Dataset rows for apps and sites

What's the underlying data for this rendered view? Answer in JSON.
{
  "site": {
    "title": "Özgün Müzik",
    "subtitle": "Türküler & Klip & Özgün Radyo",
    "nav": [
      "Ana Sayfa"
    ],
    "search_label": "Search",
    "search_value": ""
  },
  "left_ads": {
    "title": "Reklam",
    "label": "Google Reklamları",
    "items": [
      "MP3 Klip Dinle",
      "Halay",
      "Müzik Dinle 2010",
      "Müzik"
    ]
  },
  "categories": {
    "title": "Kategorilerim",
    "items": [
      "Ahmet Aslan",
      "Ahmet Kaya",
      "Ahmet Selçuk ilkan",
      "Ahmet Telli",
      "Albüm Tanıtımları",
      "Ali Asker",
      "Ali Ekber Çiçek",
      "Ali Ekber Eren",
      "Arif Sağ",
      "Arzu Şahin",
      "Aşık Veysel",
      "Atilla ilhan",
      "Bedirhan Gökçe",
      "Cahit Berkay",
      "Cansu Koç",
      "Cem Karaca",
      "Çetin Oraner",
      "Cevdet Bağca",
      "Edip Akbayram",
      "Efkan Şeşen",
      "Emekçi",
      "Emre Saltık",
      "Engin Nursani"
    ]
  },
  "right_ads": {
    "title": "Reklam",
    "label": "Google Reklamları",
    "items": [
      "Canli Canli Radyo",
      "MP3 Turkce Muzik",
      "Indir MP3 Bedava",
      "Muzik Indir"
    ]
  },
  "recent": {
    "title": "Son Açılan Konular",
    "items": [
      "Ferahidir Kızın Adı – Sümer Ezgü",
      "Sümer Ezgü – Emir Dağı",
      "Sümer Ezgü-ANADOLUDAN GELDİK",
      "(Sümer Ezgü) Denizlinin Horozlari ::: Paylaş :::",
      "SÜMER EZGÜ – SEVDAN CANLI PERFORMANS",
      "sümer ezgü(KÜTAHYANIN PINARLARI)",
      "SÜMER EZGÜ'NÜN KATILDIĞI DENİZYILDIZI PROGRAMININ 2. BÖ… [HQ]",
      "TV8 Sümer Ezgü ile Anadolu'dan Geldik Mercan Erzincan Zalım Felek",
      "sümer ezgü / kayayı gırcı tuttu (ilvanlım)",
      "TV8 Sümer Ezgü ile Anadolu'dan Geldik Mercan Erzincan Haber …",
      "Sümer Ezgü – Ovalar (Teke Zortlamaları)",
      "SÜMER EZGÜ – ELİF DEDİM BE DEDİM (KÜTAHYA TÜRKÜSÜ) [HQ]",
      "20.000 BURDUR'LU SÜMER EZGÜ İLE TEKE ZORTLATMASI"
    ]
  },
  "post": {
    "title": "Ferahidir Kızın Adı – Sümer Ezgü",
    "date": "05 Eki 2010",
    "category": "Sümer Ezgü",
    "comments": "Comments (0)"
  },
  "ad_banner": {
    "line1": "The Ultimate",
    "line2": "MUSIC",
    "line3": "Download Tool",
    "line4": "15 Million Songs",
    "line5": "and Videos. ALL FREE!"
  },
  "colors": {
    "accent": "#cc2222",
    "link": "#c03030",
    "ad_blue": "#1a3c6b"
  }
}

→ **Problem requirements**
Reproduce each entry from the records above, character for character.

→ **Response to the task**
What's the underlying data for this rendered view? Answer in JSON.
{
  "site": {
    "title": "Özgün Müzik",
    "subtitle": "Türküler & Klip & Özgün Radyo",
    "nav": [
      "Ana Sayfa"
    ],
    "search_label": "Search",
    "search_value": ""
  },
  "left_ads": {
    "title": "Reklam",
    "label": "Google Reklamları",
    "items": [
      "MP3 Klip Dinle",
      "Halay",
      "Müzik Dinle 2010",
      "Müzik"
    ]
  },
  "categories": {
    "title": "Kategorilerim",
    "items": [
      "Ahmet Aslan",
      "Ahmet Kaya",
      "Ahmet Selçuk ilkan",
      "Ahmet Telli",
      "Albüm Tanıtımları",
      "Ali Asker",
      "Ali Ekber Çiçek",
      "Ali Ekber Eren",
      "Arif Sağ",
      "Arzu Şahin",
      "Aşık Veysel",
      "Atilla ilhan",
      "Bedirhan Gökçe",
      "Cahit Berkay",
      "Cansu Koç",
      "Cem Karaca",
      "Çetin Oraner",
      "Cevdet Bağca",
      "Edip Akbayram",
      "Efkan Şeşen",
      "Emekçi",
      "Emre Saltık",
      "Engin Nursani"
    ]
  },
  "right_ads": {
    "title": "Reklam",
    "label": "Google Reklamları",
    "items": [
      "Canli Canli Radyo",
      "MP3 Turkce Muzik",
      "Indir MP3 Bedava",
      "Muzik Indir"
    ]
  },
  "recent": {
    "title": "Son Açılan Konular",
    "items": [
      "Ferahidir Kızın Adı – Sümer Ezgü",
      "Sümer Ezgü – Emir Dağı",
      "Sümer Ezgü-ANADOLUDAN GELDİK",
      "(Sümer Ezgü) Denizlinin Horozlari ::: Paylaş :::",
      "SÜMER EZGÜ – SEVDAN CANLI PERFORMANS",
      "sümer ezgü(KÜTAHYANIN PINARLARI)",
      "SÜMER EZGÜ'NÜN KATILDIĞI DENİZYILDIZI PROGRAMININ 2. BÖ… [HQ]",
      "TV8 Sümer Ezgü ile Anadolu'dan Geldik Mercan Erzincan Zalım Felek",
      "sümer ezgü / kayayı gırcı tuttu (ilvanlım)",
      "TV8 Sümer Ezgü ile Anadolu'dan Geldik Mercan Erzincan Haber …",
      "Sümer Ezgü – Ovalar (Teke Zortlamaları)",
      "SÜMER EZGÜ – ELİF DEDİM BE DEDİM (KÜTAHYA TÜRKÜSÜ) [HQ]",
      "20.000 BURDUR'LU SÜMER EZGÜ İLE TEKE ZORTLATMASI"
    ]
  },
  "post": {
    "title": "Ferahidir Kızın Adı – Sümer Ezgü",
    "date": "05 Eki 2010",
    "category": "Sümer Ezgü",
    "comments": "Comments (0)"
  },
  "ad_banner": {
    "line1": "The Ultimate",
    "line2": "MUSIC",
    "line3": "Download Tool",
    "line4": "15 Million Songs",
    "line5": "and Videos. ALL FREE!"
  },
  "colors": {
    "accent": "#cc2222",
    "link": "#c03030",
    "ad_blue": "#1a3c6b"
  }
}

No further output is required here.